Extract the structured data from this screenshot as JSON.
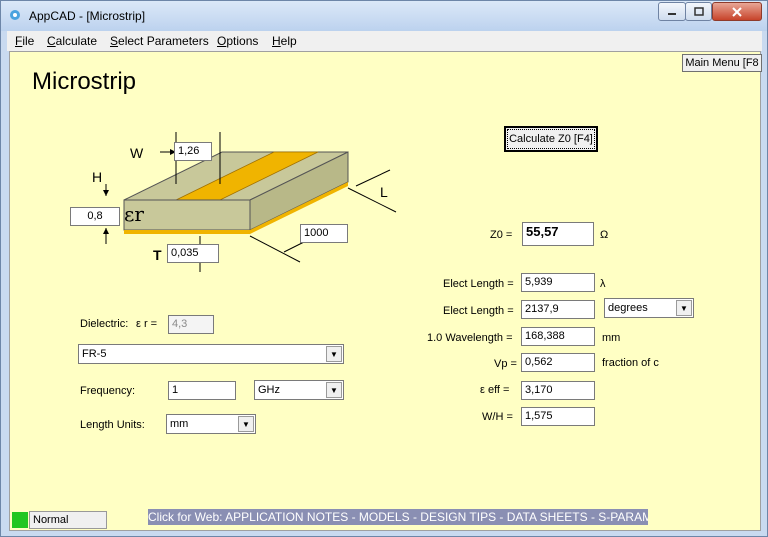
{
  "window": {
    "title": "AppCAD - [Microstrip]"
  },
  "menu": [
    {
      "label": "File",
      "key": "F",
      "rest": "ile"
    },
    {
      "label": "Calculate",
      "key": "C",
      "rest": "alculate"
    },
    {
      "label": "Select Parameters",
      "key": "S",
      "rest": "elect Parameters"
    },
    {
      "label": "Options",
      "key": "O",
      "rest": "ptions"
    },
    {
      "label": "Help",
      "key": "H",
      "rest": "elp"
    }
  ],
  "page": {
    "heading": "Microstrip",
    "main_menu_label": "Main Menu [F8"
  },
  "diagram": {
    "w_label": "W",
    "w_value": "1,26",
    "h_label": "H",
    "h_value": "0,8",
    "t_label": "T",
    "t_value": "0,035",
    "l_label": "L",
    "l_value": "1000",
    "er_symbol": "εr"
  },
  "inputs": {
    "dielectric_label": "Dielectric:",
    "er_label": "ε r =",
    "er_value": "4,3",
    "material": "FR-5",
    "frequency_label": "Frequency:",
    "frequency_value": "1",
    "frequency_unit": "GHz",
    "length_units_label": "Length Units:",
    "length_units_value": "mm"
  },
  "calc_button": "Calculate Z0  [F4]",
  "results": {
    "z0_label": "Z0 =",
    "z0_value": "55,57",
    "z0_unit": "Ω",
    "elen1_label": "Elect Length =",
    "elen1_value": "5,939",
    "elen1_unit": "λ",
    "elen2_label": "Elect Length =",
    "elen2_value": "2137,9",
    "elen2_unit": "degrees",
    "wavelength_label": "1.0 Wavelength =",
    "wavelength_value": "168,388",
    "wavelength_unit": "mm",
    "vp_label": "Vp =",
    "vp_value": "0,562",
    "vp_unit": "fraction of c",
    "eeff_label": "ε eff =",
    "eeff_value": "3,170",
    "wh_label": "W/H =",
    "wh_value": "1,575"
  },
  "status": {
    "mode": "Normal",
    "led_color": "#21c621",
    "web_link": "Click for Web: APPLICATION NOTES - MODELS - DESIGN TIPS - DATA SHEETS - S-PARAMETERS"
  },
  "colors": {
    "client_bg": "#ffffc4",
    "strip": "#f0b400",
    "substrate": "#c8c89a"
  }
}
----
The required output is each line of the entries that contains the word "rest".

      "rest": "ile"
      "rest": "alculate"
      "rest": "elect Parameters"
      "rest": "ptions"
      "rest": "elp"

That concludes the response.